I believe that the easiest way to get involved is through our state association. NHPA is already tracking current legislation, preparing briefs, and sending members to testify. I can assure you that your interests, skill set, and enthusiasm to make a difference will be welcomed and needed in the upcoming year.

Within NHPA I recognize that much of our existing membership is comprised of psychologists in private practice, if this is the case, it is paramount that you recognize that these issues affect all psychologists regardless of your setting. I also want to make an appeal to our more experienced mental health providers, those who may be approaching retirement or are semi-retired. I have heard from these folks, “thank goodness that I am at end the end of my career” in response to the changing healthcare landscape. I assume that they intend to finish out their practice as they always have done, but I appeal to you to become involved, these issues are relevant to you not just as stewards of our professions but as you become new entrants to the Medicare system.
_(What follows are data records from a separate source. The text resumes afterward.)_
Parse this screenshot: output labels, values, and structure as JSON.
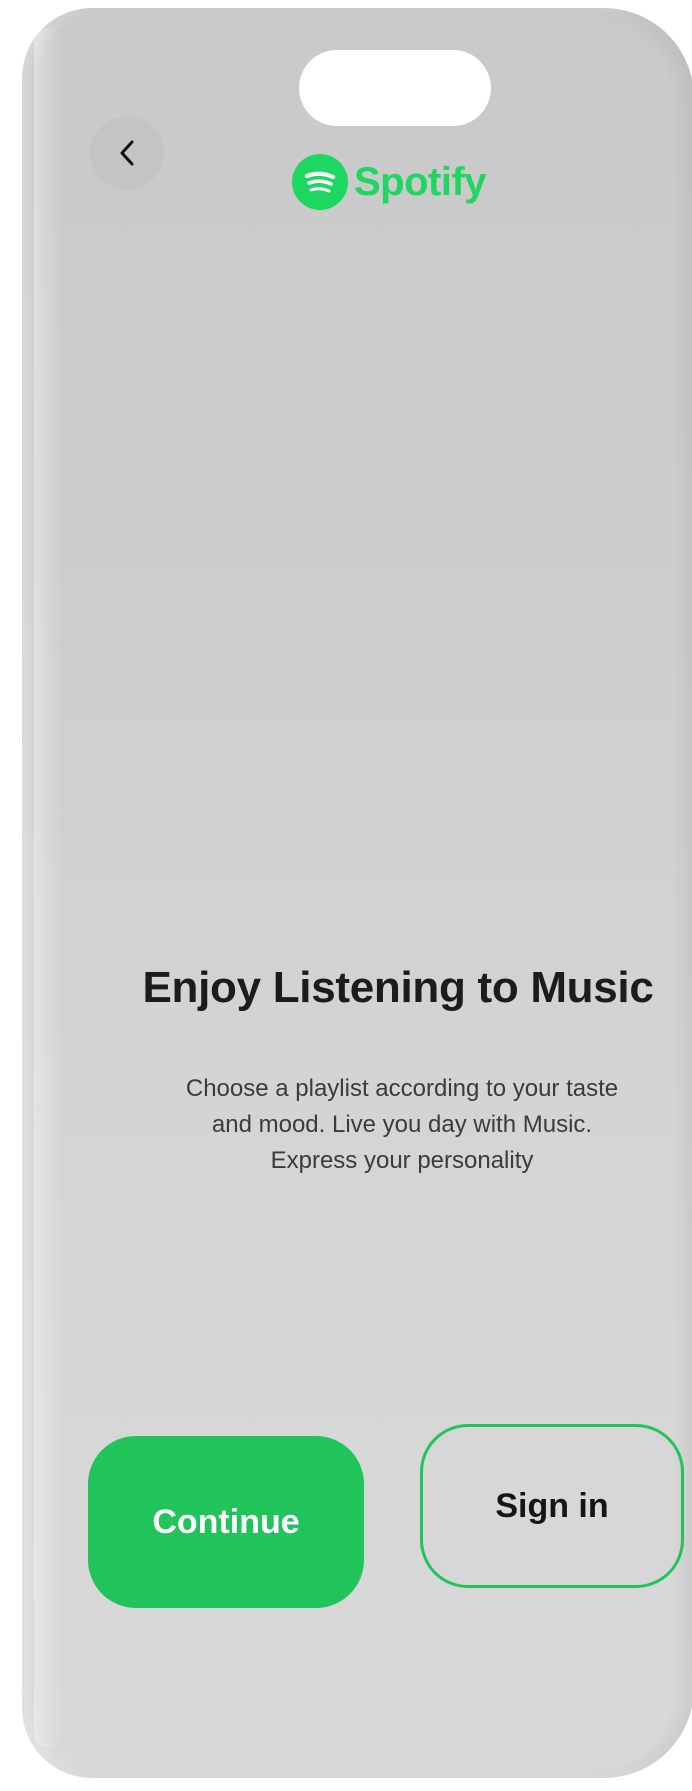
{
  "header": {
    "back_icon": "chevron-left-icon",
    "logo_icon": "spotify-logo-icon",
    "logo_text": "Spotify"
  },
  "content": {
    "title": "Enjoy Listening to Music",
    "description_lines": [
      "Choose a playlist according to your taste",
      "and mood. Live you day with Music.",
      "Express your personality"
    ]
  },
  "actions": {
    "continue_label": "Continue",
    "signin_label": "Sign in"
  },
  "colors": {
    "brand_green": "#1ed760",
    "button_green": "#21c45a",
    "screen_background": "#cdcdcd",
    "text_dark": "#1c1c1c"
  }
}
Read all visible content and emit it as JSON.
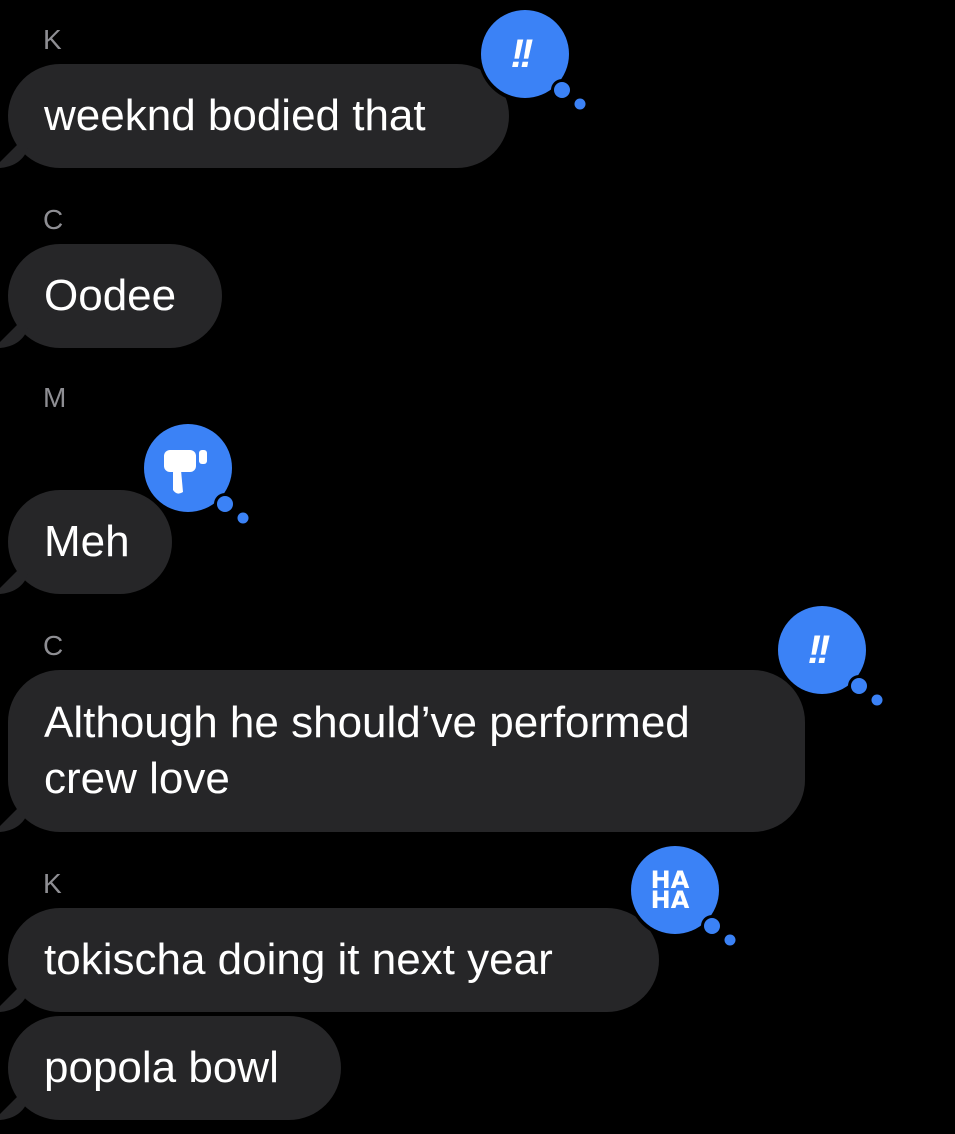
{
  "colors": {
    "background": "#000000",
    "bubble": "#262628",
    "sender_text": "#8e8e93",
    "message_text": "#ffffff",
    "tapback_blue": "#3b82f6"
  },
  "messages": [
    {
      "sender": "K",
      "text": "weeknd bodied that",
      "tapback": "exclamation-icon",
      "tapback_glyph": "!!"
    },
    {
      "sender": "C",
      "text": "Oodee",
      "tapback": null
    },
    {
      "sender": "M",
      "text": "Meh",
      "tapback": "thumbs-down-icon"
    },
    {
      "sender": "C",
      "text_lines": [
        "Although he should’ve performed",
        "crew love"
      ],
      "tapback": "exclamation-icon",
      "tapback_glyph": "!!"
    },
    {
      "sender": "K",
      "text": "tokischa doing it next year",
      "tapback": "haha-icon",
      "tapback_glyph_lines": [
        "HA",
        "HA"
      ]
    },
    {
      "sender": "",
      "text": "popola bowl",
      "tapback": null
    }
  ]
}
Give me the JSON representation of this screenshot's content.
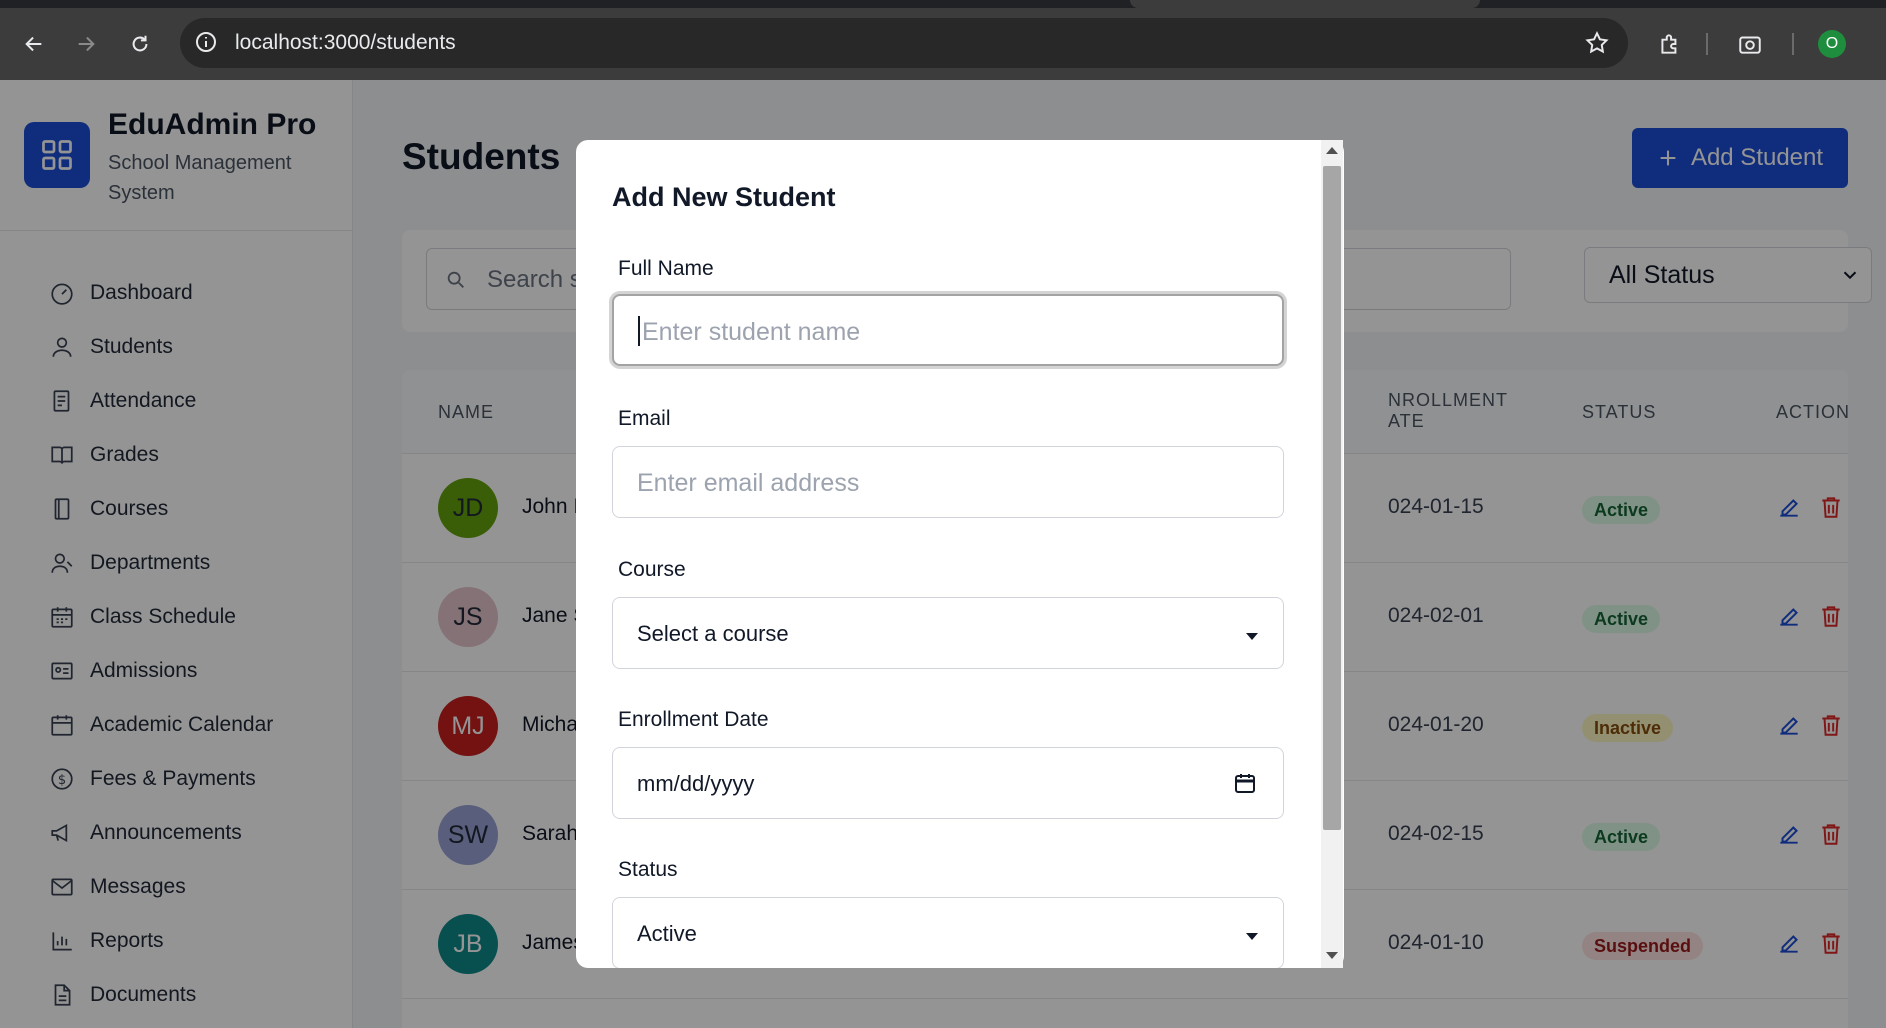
{
  "browser": {
    "url": "localhost:3000/students",
    "profile_initial": "O"
  },
  "brand": {
    "title": "EduAdmin Pro",
    "subtitle": "School Management System"
  },
  "sidebar": {
    "items": [
      {
        "label": "Dashboard",
        "icon": "gauge-icon"
      },
      {
        "label": "Students",
        "icon": "user-icon"
      },
      {
        "label": "Attendance",
        "icon": "clipboard-icon"
      },
      {
        "label": "Grades",
        "icon": "book-open-icon"
      },
      {
        "label": "Courses",
        "icon": "book-icon"
      },
      {
        "label": "Departments",
        "icon": "users-icon"
      },
      {
        "label": "Class Schedule",
        "icon": "calendar-grid-icon"
      },
      {
        "label": "Admissions",
        "icon": "id-card-icon"
      },
      {
        "label": "Academic Calendar",
        "icon": "calendar-icon"
      },
      {
        "label": "Fees & Payments",
        "icon": "dollar-icon"
      },
      {
        "label": "Announcements",
        "icon": "megaphone-icon"
      },
      {
        "label": "Messages",
        "icon": "mail-icon"
      },
      {
        "label": "Reports",
        "icon": "bar-chart-icon"
      },
      {
        "label": "Documents",
        "icon": "file-icon"
      }
    ]
  },
  "main": {
    "title": "Students",
    "add_button": "Add Student",
    "search_placeholder": "Search s",
    "status_filter": "All Status",
    "table": {
      "headers": {
        "name": "NAME",
        "enrollment_line1": "NROLLMENT",
        "enrollment_line2": "ATE",
        "status": "STATUS",
        "actions": "ACTIONS"
      },
      "rows": [
        {
          "initials": "JD",
          "name": "John I",
          "date": "024-01-15",
          "status": "Active",
          "avatar_color": "#65a30d"
        },
        {
          "initials": "JS",
          "name": "Jane S",
          "date": "024-02-01",
          "status": "Active",
          "avatar_color": "#e5c4cb"
        },
        {
          "initials": "MJ",
          "name": "Micha",
          "date": "024-01-20",
          "status": "Inactive",
          "avatar_color": "#c81e1e"
        },
        {
          "initials": "SW",
          "name": "Sarah",
          "date": "024-02-15",
          "status": "Active",
          "avatar_color": "#9aa3d6"
        },
        {
          "initials": "JB",
          "name": "James",
          "date": "024-01-10",
          "status": "Suspended",
          "avatar_color": "#0e8a8a"
        }
      ]
    }
  },
  "modal": {
    "title": "Add New Student",
    "full_name_label": "Full Name",
    "full_name_placeholder": "Enter student name",
    "email_label": "Email",
    "email_placeholder": "Enter email address",
    "course_label": "Course",
    "course_value": "Select a course",
    "enrollment_label": "Enrollment Date",
    "enrollment_value": "mm/dd/yyyy",
    "status_label": "Status",
    "status_value": "Active"
  },
  "colors": {
    "accent": "#1d4ed8",
    "active_badge_bg": "#dcfce7",
    "active_badge_text": "#166534",
    "inactive_badge_bg": "#fef9c3",
    "inactive_badge_text": "#854d0e",
    "suspended_badge_bg": "#fee2e2",
    "suspended_badge_text": "#991b1b"
  }
}
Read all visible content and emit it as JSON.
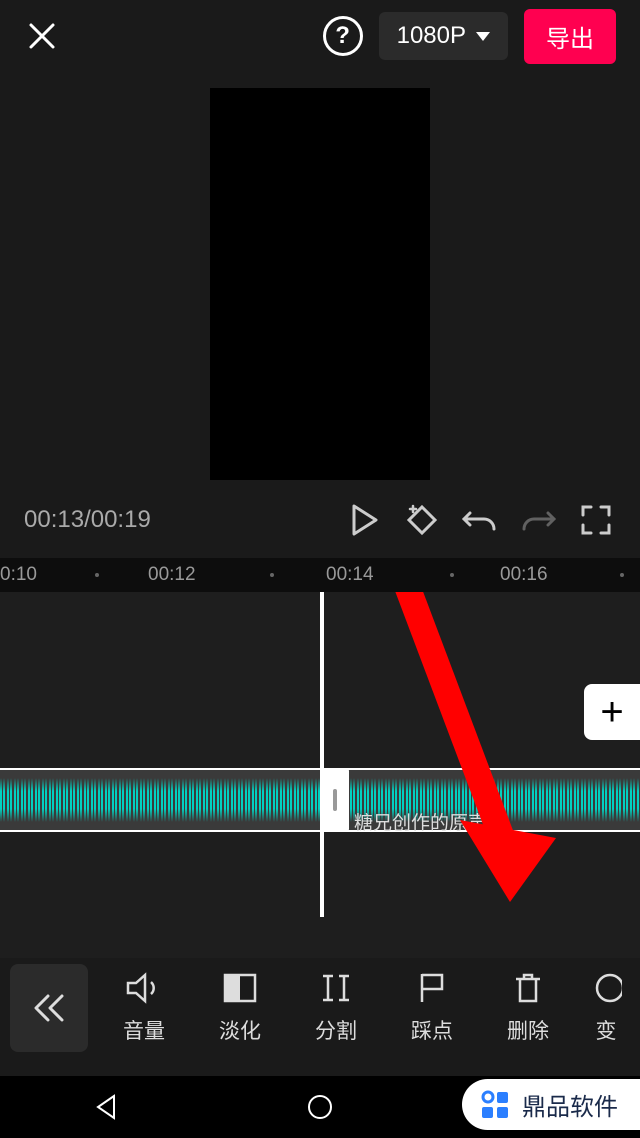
{
  "header": {
    "resolution": "1080P",
    "export_label": "导出"
  },
  "playback": {
    "current_time": "00:13",
    "total_time": "00:19"
  },
  "ruler": {
    "marks": [
      "0:10",
      "00:12",
      "00:14",
      "00:16"
    ]
  },
  "timeline": {
    "clip_label": "糖兄创作的原声"
  },
  "toolbar": {
    "volume": "音量",
    "fade": "淡化",
    "split": "分割",
    "beat": "踩点",
    "delete": "删除",
    "change": "变"
  },
  "brand": {
    "name": "鼎品软件"
  }
}
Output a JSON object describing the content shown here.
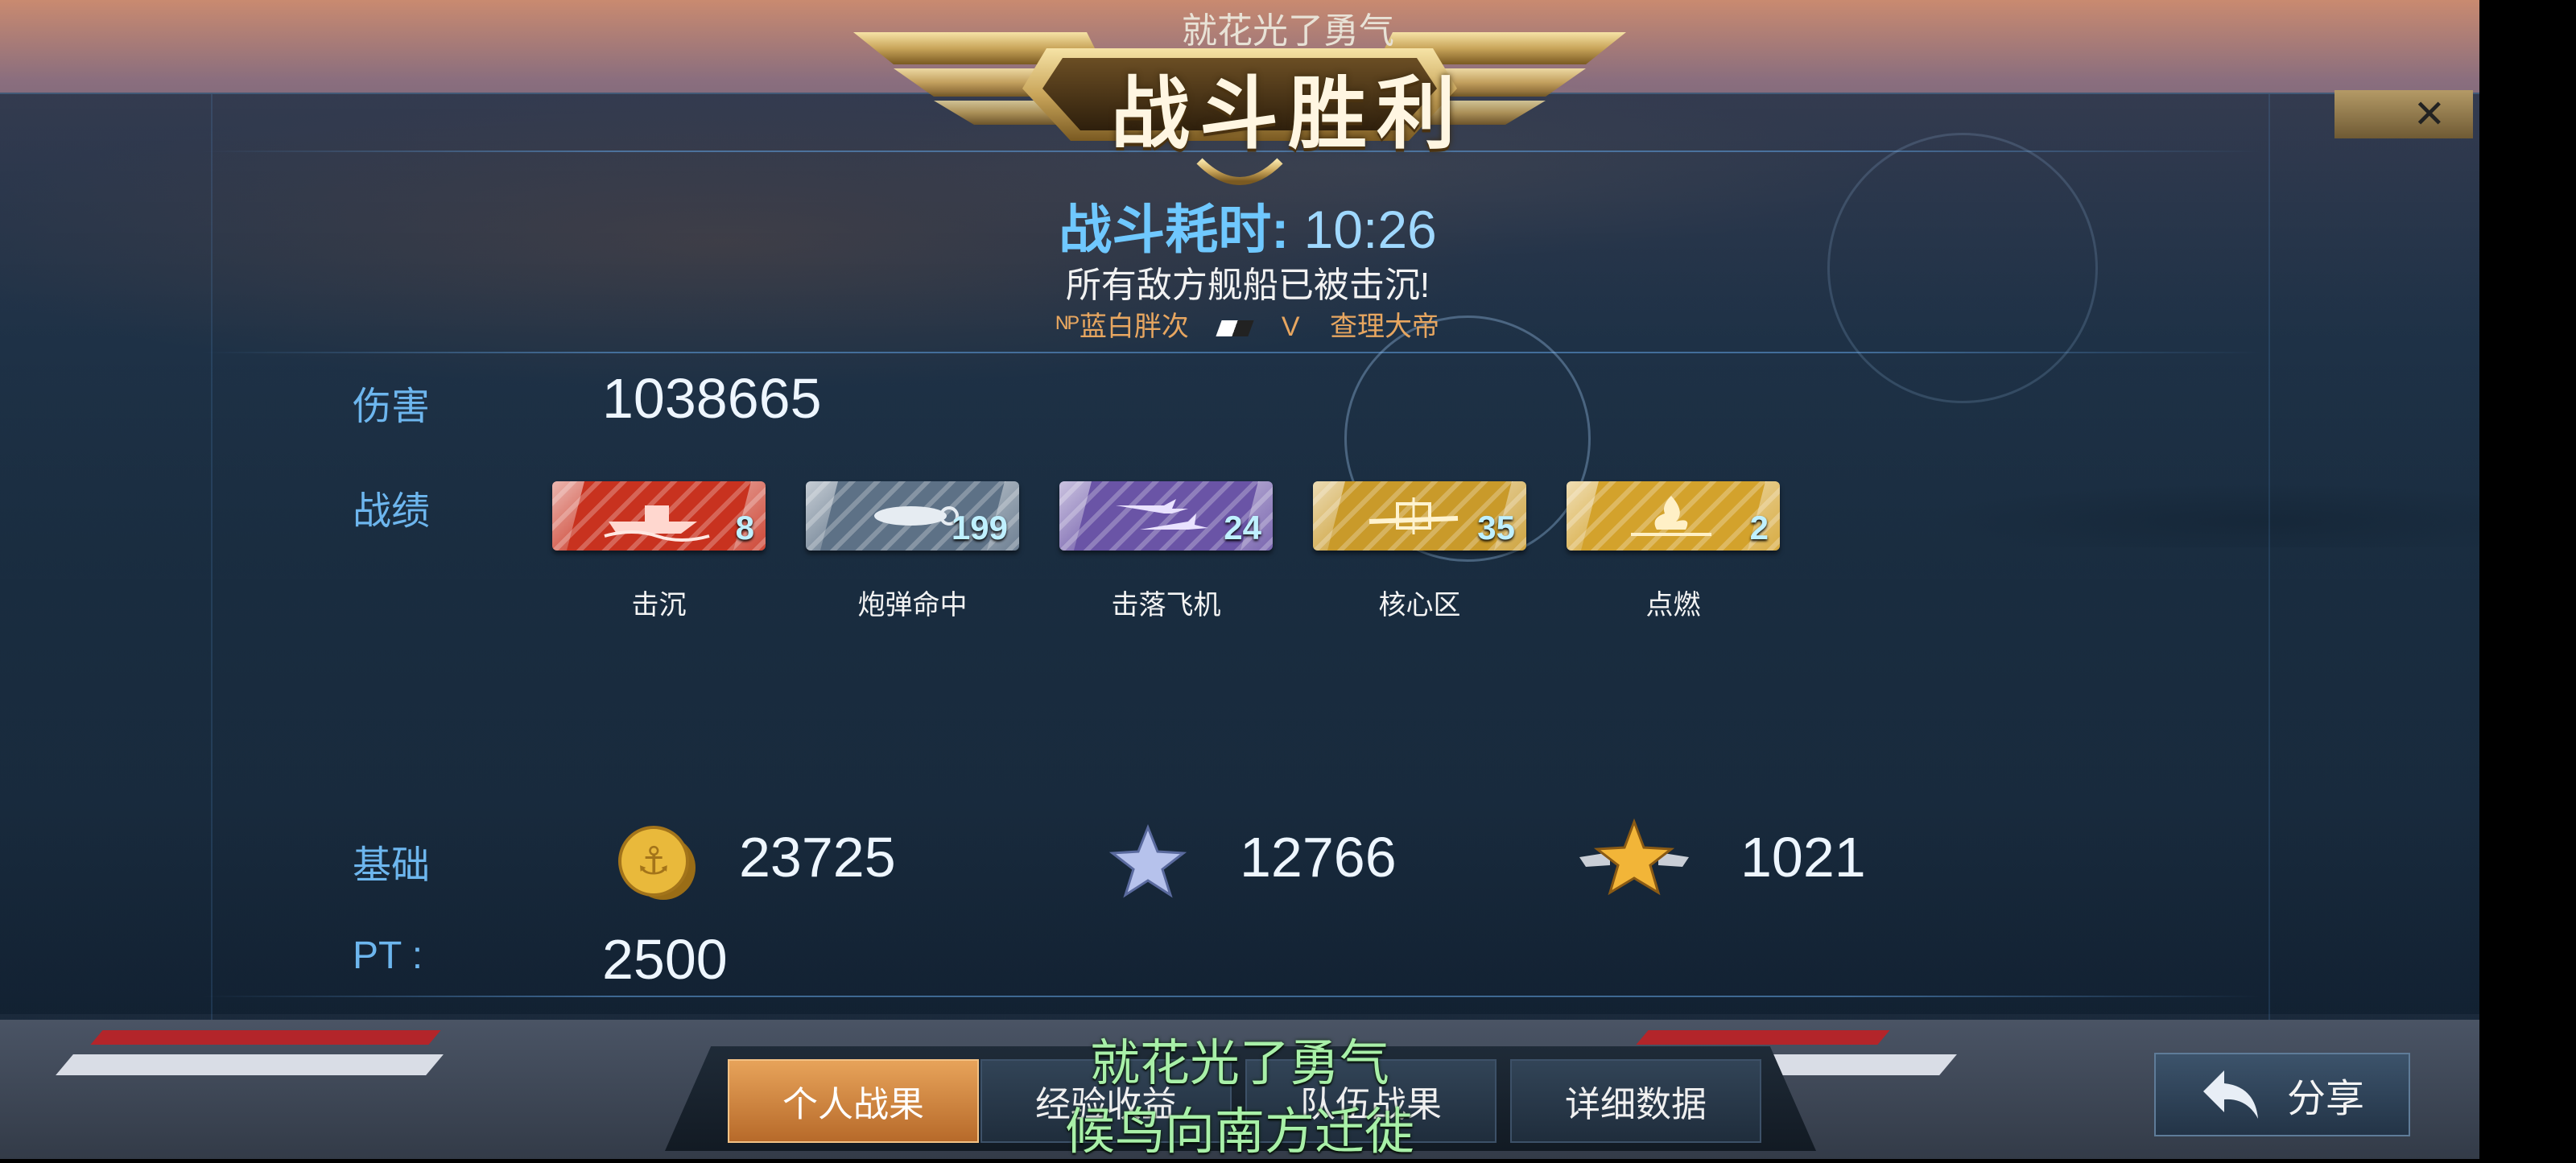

For NHPA members, I look forward to sharing ideas with you about where I would like to focus my energy next year as your President. For non- NHPA members, I strongly encourage you to join us during this year’s membership drive in the Spring.

• We have a new membership committee chair, Rebecca DeHass, PhD who joins us from Colorado and is now practicing in Dover. Some of you may be receiving calls from her or board members inquiring about joining. When you do, ask us questions about NHPA if you are on the fence; and more importantly, ask us about issues that are important to you so that we can work to add these to our agenda.

• We also have a new legislative committee chair this year, Shannon Bader, PhD who joins our state as the NH Chief Forensic Examiner. She is very engaged in and enthusiastic about the legislative process, and is always happy to hear from folks interested in getting involved to make a difference in NH.

• In addition to these new chairs, our board members, special advocate positions, and our executive director are all hard at work on behalf of our members and our profession. It is my extreme pleasure to be able to work with them and for you. I hope more of you will join us!

If you have read this far, thank you! I am definitely learning as I go, but one thing I have learned from this conference is that we need to venture out of our comfort zone and have the courage to speak up. If we don’t, others will, and their message may not be in the best interest of our patients or our practice.

“These are the people we elected and if we are not satisfied we should get new candidates. It is in our hands. It is our country. It is a very simplistic view that politicians are to blame for everything.”
-Robert Stanfield, former Conservative leader and Premier of Nova Scotia

Sincerely,
M. Chase Levesque, PsyD